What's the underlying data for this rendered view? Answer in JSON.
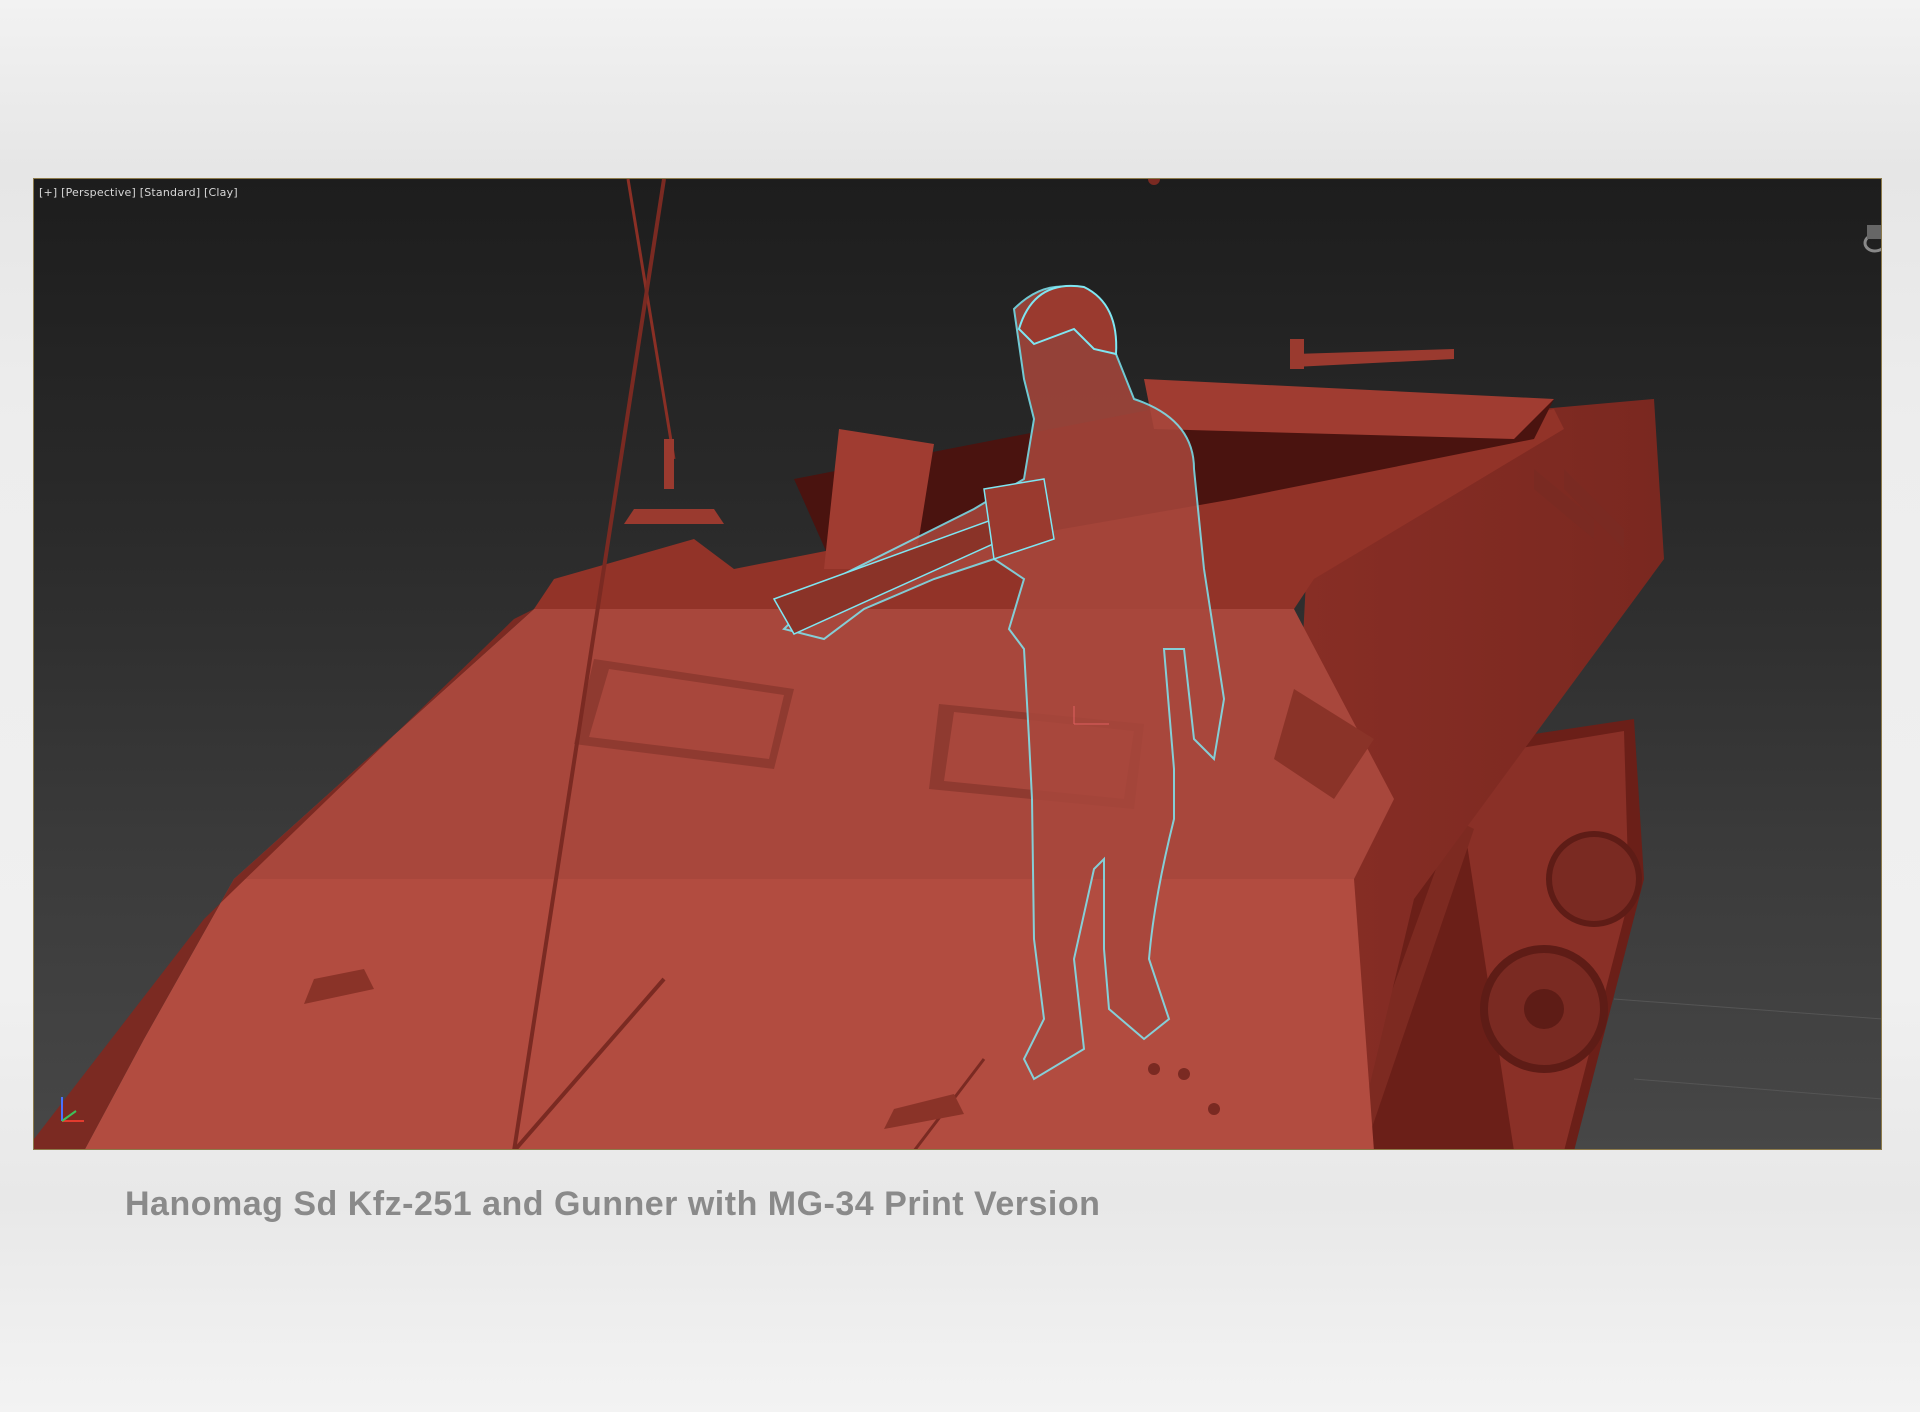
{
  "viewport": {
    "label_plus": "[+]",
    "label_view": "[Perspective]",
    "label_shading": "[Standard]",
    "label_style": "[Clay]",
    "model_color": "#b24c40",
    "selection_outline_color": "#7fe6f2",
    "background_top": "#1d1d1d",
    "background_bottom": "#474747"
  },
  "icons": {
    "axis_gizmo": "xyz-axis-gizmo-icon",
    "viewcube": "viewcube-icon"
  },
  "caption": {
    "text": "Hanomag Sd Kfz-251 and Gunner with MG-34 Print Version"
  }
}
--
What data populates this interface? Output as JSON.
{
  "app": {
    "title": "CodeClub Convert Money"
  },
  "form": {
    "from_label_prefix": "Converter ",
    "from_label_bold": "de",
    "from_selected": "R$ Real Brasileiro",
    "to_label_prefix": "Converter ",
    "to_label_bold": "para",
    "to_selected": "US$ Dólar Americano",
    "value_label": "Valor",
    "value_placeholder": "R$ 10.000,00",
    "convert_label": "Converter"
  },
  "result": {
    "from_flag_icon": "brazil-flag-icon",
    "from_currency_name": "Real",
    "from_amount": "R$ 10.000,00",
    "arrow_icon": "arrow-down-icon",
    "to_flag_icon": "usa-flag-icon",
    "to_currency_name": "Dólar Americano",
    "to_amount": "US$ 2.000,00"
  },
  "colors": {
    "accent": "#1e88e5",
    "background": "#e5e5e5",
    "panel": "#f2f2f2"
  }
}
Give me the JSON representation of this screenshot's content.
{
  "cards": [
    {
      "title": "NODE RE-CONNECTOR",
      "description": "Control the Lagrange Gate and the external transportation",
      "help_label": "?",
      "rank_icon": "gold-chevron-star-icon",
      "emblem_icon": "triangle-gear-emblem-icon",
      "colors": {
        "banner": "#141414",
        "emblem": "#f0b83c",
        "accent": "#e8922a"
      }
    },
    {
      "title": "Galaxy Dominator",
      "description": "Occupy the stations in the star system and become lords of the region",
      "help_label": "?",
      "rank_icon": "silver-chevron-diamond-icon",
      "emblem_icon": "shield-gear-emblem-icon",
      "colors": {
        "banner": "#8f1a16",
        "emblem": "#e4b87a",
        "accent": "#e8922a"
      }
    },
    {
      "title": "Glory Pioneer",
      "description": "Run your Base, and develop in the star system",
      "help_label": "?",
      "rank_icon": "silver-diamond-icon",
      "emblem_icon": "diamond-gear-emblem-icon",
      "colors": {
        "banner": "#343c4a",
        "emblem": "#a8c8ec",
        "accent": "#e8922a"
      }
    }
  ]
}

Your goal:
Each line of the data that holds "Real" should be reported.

Solved problem:
    "from_selected": "R$ Real Brasileiro",
    "from_currency_name": "Real",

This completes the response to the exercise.